#### WHAT TO DO:
Every record must be copied exactly.

Interface dataset entries
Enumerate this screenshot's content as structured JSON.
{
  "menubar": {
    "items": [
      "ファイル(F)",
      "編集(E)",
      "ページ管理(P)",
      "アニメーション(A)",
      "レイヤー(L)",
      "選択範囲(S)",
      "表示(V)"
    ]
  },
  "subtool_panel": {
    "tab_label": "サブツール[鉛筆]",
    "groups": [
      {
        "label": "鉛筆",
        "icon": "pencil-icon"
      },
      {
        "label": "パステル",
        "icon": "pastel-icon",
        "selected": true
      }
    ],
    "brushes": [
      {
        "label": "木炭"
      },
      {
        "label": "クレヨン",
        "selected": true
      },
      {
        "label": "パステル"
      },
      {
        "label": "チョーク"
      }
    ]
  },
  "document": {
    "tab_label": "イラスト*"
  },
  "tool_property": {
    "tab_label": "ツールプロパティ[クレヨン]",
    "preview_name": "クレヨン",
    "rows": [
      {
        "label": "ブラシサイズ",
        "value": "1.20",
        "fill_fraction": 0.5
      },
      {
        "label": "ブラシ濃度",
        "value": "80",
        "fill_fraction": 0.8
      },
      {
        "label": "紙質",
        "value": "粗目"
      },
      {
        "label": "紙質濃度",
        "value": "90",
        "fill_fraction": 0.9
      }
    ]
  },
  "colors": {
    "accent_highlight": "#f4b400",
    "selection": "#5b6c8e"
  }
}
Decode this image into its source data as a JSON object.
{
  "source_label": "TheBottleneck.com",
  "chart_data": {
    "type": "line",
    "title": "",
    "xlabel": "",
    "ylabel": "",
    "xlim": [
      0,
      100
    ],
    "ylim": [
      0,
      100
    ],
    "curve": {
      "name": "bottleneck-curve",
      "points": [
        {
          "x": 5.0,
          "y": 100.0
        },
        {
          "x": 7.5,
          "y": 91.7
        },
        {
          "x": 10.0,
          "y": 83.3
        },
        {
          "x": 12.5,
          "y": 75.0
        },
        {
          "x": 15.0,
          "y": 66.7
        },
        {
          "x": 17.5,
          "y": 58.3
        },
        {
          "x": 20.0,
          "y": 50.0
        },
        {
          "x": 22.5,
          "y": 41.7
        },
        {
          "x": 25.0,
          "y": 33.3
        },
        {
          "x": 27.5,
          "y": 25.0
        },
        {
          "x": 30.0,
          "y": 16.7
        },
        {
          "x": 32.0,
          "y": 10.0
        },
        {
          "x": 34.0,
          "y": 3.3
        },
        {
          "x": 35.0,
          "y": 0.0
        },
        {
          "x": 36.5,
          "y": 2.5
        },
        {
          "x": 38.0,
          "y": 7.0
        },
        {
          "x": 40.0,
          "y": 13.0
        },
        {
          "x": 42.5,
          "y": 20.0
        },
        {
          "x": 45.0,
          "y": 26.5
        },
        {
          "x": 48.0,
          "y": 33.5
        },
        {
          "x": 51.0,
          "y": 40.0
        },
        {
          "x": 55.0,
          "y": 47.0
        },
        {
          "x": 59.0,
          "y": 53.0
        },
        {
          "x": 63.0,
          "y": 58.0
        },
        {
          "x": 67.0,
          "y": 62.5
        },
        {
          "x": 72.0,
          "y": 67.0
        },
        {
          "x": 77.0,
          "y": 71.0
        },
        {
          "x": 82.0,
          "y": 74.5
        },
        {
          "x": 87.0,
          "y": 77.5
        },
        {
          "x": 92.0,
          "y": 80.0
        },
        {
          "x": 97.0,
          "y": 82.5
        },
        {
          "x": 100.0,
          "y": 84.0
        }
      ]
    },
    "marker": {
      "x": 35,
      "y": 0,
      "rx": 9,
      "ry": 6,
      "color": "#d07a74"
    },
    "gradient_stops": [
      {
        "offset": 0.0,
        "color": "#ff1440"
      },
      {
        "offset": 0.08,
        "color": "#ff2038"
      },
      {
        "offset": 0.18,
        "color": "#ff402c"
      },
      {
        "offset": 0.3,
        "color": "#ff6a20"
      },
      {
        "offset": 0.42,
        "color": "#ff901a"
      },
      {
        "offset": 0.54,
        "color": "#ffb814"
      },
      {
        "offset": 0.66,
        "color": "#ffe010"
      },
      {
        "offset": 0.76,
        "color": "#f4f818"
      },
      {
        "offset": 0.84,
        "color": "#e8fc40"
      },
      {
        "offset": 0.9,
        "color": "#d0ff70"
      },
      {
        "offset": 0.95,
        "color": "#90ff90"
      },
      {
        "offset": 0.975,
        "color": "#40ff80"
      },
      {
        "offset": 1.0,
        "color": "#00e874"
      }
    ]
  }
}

#### ANSWER FOR THE TASK:
Enumerate this screenshot's content as structured JSON.
{
  "menubar": {
    "items": [
      "ファイル(F)",
      "編集(E)",
      "ページ管理(P)",
      "アニメーション(A)",
      "レイヤー(L)",
      "選択範囲(S)",
      "表示(V)"
    ]
  },
  "subtool_panel": {
    "tab_label": "サブツール[鉛筆]",
    "groups": [
      {
        "label": "鉛筆",
        "icon": "pencil-icon"
      },
      {
        "label": "パステル",
        "icon": "pastel-icon",
        "selected": true
      }
    ],
    "brushes": [
      {
        "label": "木炭"
      },
      {
        "label": "クレヨン",
        "selected": true
      },
      {
        "label": "パステル"
      },
      {
        "label": "チョーク"
      }
    ]
  },
  "document": {
    "tab_label": "イラスト*"
  },
  "tool_property": {
    "tab_label": "ツールプロパティ[クレヨン]",
    "preview_name": "クレヨン",
    "rows": [
      {
        "label": "ブラシサイズ",
        "value": "1.20",
        "fill_fraction": 0.5
      },
      {
        "label": "ブラシ濃度",
        "value": "80",
        "fill_fraction": 0.8
      },
      {
        "label": "紙質",
        "value": "粗目"
      },
      {
        "label": "紙質濃度",
        "value": "90",
        "fill_fraction": 0.9
      }
    ]
  },
  "colors": {
    "accent_highlight": "#f4b400",
    "selection": "#5b6c8e"
  }
}
Decode this image into its source data as a JSON object.
{
  "source_label": "TheBottleneck.com",
  "chart_data": {
    "type": "line",
    "title": "",
    "xlabel": "",
    "ylabel": "",
    "xlim": [
      0,
      100
    ],
    "ylim": [
      0,
      100
    ],
    "curve": {
      "name": "bottleneck-curve",
      "points": [
        {
          "x": 5.0,
          "y": 100.0
        },
        {
          "x": 7.5,
          "y": 91.7
        },
        {
          "x": 10.0,
          "y": 83.3
        },
        {
          "x": 12.5,
          "y": 75.0
        },
        {
          "x": 15.0,
          "y": 66.7
        },
        {
          "x": 17.5,
          "y": 58.3
        },
        {
          "x": 20.0,
          "y": 50.0
        },
        {
          "x": 22.5,
          "y": 41.7
        },
        {
          "x": 25.0,
          "y": 33.3
        },
        {
          "x": 27.5,
          "y": 25.0
        },
        {
          "x": 30.0,
          "y": 16.7
        },
        {
          "x": 32.0,
          "y": 10.0
        },
        {
          "x": 34.0,
          "y": 3.3
        },
        {
          "x": 35.0,
          "y": 0.0
        },
        {
          "x": 36.5,
          "y": 2.5
        },
        {
          "x": 38.0,
          "y": 7.0
        },
        {
          "x": 40.0,
          "y": 13.0
        },
        {
          "x": 42.5,
          "y": 20.0
        },
        {
          "x": 45.0,
          "y": 26.5
        },
        {
          "x": 48.0,
          "y": 33.5
        },
        {
          "x": 51.0,
          "y": 40.0
        },
        {
          "x": 55.0,
          "y": 47.0
        },
        {
          "x": 59.0,
          "y": 53.0
        },
        {
          "x": 63.0,
          "y": 58.0
        },
        {
          "x": 67.0,
          "y": 62.5
        },
        {
          "x": 72.0,
          "y": 67.0
        },
        {
          "x": 77.0,
          "y": 71.0
        },
        {
          "x": 82.0,
          "y": 74.5
        },
        {
          "x": 87.0,
          "y": 77.5
        },
        {
          "x": 92.0,
          "y": 80.0
        },
        {
          "x": 97.0,
          "y": 82.5
        },
        {
          "x": 100.0,
          "y": 84.0
        }
      ]
    },
    "marker": {
      "x": 35,
      "y": 0,
      "rx": 9,
      "ry": 6,
      "color": "#d07a74"
    },
    "gradient_stops": [
      {
        "offset": 0.0,
        "color": "#ff1440"
      },
      {
        "offset": 0.08,
        "color": "#ff2038"
      },
      {
        "offset": 0.18,
        "color": "#ff402c"
      },
      {
        "offset": 0.3,
        "color": "#ff6a20"
      },
      {
        "offset": 0.42,
        "color": "#ff901a"
      },
      {
        "offset": 0.54,
        "color": "#ffb814"
      },
      {
        "offset": 0.66,
        "color": "#ffe010"
      },
      {
        "offset": 0.76,
        "color": "#f4f818"
      },
      {
        "offset": 0.84,
        "color": "#e8fc40"
      },
      {
        "offset": 0.9,
        "color": "#d0ff70"
      },
      {
        "offset": 0.95,
        "color": "#90ff90"
      },
      {
        "offset": 0.975,
        "color": "#40ff80"
      },
      {
        "offset": 1.0,
        "color": "#00e874"
      }
    ]
  }
}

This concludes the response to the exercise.